## Assignment
How many lines in the records below contain the word "icon"? State that number and nothing more.

## Records for the task
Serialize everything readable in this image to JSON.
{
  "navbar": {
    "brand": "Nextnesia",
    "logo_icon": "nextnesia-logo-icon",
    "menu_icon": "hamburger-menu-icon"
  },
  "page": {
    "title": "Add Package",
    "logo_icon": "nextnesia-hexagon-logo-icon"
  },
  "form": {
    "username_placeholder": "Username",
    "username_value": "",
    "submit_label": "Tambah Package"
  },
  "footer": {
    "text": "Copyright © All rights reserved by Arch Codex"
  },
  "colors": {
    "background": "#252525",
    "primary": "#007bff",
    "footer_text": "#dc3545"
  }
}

## Exercise result
3